[Page and application data records]
* * * * *

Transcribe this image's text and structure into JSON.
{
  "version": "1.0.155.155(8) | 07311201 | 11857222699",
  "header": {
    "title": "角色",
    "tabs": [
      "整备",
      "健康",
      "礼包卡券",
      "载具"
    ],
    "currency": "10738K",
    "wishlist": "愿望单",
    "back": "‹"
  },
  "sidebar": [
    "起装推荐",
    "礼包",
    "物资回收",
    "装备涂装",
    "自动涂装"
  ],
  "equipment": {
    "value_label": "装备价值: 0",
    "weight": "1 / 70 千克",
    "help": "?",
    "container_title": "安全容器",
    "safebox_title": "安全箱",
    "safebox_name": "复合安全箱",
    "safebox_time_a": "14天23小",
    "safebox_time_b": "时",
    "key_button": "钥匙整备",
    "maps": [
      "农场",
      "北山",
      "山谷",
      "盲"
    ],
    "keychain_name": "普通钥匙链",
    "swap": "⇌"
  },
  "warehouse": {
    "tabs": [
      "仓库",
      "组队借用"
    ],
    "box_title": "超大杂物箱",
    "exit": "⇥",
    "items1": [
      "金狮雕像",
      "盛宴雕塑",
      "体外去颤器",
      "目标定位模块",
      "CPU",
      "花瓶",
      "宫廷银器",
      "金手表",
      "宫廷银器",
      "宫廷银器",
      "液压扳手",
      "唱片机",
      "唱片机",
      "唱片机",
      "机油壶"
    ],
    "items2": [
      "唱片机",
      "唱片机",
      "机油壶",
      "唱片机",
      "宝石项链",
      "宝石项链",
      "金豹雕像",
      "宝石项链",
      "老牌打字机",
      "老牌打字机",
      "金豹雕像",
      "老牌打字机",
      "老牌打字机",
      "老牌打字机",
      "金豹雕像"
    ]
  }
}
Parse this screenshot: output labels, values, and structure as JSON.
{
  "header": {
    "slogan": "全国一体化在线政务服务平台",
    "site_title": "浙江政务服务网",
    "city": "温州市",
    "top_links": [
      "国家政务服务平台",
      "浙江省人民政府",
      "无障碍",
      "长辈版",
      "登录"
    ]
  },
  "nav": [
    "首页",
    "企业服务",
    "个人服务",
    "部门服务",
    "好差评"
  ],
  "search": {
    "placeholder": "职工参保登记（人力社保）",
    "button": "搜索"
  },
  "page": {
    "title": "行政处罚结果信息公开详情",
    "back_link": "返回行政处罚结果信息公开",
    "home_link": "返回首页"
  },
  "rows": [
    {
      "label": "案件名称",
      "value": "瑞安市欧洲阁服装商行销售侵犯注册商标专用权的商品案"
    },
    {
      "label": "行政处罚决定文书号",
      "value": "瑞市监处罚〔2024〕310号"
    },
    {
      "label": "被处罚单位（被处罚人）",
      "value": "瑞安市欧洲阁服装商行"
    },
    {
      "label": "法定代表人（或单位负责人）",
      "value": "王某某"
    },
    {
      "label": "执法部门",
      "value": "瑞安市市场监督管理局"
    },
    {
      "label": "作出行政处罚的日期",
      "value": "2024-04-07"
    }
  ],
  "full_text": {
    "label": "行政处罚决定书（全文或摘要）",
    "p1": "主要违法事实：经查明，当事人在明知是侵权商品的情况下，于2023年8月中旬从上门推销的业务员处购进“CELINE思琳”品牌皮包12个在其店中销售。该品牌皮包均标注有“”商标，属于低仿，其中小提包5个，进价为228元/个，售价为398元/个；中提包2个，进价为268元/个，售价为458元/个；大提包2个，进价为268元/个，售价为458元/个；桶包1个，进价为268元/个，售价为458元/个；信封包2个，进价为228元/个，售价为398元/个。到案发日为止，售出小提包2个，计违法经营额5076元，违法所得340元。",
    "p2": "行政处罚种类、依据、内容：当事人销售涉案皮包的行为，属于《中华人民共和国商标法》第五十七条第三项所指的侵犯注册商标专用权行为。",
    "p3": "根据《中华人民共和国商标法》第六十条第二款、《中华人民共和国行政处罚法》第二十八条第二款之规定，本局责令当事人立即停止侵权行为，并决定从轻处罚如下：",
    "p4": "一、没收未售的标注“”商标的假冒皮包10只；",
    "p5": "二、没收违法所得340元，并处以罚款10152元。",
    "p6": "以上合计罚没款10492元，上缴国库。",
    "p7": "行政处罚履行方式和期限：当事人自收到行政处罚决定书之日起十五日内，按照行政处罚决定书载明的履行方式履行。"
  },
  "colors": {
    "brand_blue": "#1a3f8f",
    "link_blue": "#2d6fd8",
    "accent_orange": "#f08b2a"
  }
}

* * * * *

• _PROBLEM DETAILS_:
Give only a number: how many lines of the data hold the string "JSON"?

• _SOLVED EXERCISE_:
2